■ WORK TO BE COMPLETED:
Determine how many lines of the listing below include the string "name". Output the number and nothing more.

■ DATA PROVIDED:
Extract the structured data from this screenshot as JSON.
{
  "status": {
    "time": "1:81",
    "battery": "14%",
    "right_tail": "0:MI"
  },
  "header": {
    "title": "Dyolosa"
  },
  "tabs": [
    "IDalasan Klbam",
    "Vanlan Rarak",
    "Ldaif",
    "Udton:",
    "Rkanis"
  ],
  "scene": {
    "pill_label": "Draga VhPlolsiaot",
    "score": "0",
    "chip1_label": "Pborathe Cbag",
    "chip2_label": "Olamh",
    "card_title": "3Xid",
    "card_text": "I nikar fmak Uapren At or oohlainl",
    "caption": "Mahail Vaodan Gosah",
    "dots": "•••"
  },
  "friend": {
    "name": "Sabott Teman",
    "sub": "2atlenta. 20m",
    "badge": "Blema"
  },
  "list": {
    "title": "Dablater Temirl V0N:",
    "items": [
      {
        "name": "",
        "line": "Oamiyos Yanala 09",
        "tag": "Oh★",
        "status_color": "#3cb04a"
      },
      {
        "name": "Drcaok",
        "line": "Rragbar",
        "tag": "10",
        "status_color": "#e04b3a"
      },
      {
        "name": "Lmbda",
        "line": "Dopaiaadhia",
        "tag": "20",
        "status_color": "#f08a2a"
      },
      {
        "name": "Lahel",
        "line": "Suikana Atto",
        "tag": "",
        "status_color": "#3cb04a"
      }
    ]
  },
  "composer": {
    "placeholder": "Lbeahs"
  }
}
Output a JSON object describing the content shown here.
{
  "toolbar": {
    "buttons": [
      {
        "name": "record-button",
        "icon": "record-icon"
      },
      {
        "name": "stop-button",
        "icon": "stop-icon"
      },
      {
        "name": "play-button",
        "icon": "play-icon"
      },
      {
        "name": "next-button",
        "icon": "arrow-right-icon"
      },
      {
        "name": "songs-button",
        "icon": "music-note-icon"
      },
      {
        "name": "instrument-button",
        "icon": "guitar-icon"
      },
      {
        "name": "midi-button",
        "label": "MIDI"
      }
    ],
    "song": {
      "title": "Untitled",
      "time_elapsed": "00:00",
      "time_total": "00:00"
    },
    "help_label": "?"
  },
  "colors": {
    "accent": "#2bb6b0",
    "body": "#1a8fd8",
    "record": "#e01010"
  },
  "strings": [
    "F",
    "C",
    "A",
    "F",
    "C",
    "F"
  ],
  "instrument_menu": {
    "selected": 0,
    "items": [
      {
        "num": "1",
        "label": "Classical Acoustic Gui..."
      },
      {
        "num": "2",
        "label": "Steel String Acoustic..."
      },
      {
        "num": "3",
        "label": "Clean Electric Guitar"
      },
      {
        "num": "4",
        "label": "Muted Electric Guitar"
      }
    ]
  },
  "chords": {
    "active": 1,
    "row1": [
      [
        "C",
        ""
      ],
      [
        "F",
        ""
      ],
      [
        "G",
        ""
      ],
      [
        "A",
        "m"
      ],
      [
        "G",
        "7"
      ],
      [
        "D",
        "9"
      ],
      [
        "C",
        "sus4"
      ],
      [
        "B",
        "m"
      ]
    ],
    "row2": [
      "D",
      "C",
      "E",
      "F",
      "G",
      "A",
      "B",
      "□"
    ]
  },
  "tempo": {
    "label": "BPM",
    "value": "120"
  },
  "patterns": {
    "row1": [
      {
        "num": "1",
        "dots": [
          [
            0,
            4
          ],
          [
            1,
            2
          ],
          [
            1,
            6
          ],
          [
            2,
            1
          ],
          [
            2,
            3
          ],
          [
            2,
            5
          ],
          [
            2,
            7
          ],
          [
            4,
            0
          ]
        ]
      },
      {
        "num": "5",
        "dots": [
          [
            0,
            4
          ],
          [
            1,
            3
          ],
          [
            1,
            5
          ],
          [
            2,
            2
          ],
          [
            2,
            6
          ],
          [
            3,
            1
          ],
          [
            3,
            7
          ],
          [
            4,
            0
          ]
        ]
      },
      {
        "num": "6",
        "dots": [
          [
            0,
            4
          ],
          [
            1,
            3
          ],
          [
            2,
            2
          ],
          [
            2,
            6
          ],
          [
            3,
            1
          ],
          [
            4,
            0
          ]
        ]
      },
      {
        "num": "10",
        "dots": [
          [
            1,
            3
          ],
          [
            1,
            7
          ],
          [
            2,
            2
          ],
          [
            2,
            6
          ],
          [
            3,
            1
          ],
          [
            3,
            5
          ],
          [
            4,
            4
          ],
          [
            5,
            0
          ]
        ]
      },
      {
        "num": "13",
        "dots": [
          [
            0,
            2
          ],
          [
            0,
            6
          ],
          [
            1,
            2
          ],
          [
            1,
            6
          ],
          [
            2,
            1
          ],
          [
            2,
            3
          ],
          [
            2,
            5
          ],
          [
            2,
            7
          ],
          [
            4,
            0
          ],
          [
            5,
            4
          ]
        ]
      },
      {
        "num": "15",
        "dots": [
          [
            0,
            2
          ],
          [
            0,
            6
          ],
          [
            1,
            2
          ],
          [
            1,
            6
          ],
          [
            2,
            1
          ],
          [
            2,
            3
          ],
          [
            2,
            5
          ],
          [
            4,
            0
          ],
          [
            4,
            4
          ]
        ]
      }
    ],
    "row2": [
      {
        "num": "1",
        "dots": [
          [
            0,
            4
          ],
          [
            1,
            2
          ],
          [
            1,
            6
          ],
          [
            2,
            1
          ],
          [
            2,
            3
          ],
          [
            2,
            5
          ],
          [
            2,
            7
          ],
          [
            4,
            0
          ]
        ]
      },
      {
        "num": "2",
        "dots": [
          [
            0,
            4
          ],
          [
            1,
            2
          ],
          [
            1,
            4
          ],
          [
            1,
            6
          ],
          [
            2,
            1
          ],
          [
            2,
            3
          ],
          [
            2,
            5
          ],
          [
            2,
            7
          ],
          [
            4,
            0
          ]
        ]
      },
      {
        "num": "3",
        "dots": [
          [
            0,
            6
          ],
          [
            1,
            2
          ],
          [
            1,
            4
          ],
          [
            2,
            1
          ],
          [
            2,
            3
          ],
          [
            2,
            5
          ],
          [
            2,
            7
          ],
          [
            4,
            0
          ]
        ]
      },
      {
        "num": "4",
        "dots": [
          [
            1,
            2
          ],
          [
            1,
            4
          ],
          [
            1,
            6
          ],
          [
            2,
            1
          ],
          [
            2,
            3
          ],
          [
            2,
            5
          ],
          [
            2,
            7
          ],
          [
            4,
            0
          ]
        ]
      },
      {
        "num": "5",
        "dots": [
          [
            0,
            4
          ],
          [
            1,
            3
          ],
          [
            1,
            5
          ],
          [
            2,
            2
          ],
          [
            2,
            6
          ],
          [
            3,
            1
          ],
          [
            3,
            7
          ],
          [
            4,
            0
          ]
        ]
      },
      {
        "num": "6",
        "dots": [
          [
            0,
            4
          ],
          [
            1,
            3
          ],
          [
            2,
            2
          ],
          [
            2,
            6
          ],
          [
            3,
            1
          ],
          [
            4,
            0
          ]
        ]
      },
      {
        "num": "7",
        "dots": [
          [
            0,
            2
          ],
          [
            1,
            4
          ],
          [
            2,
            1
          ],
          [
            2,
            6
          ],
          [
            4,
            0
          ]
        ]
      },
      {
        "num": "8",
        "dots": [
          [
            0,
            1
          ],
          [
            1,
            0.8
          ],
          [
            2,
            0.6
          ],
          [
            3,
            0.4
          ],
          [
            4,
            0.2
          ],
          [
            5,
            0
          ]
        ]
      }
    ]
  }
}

■ WRITTEN SOLUTION:
12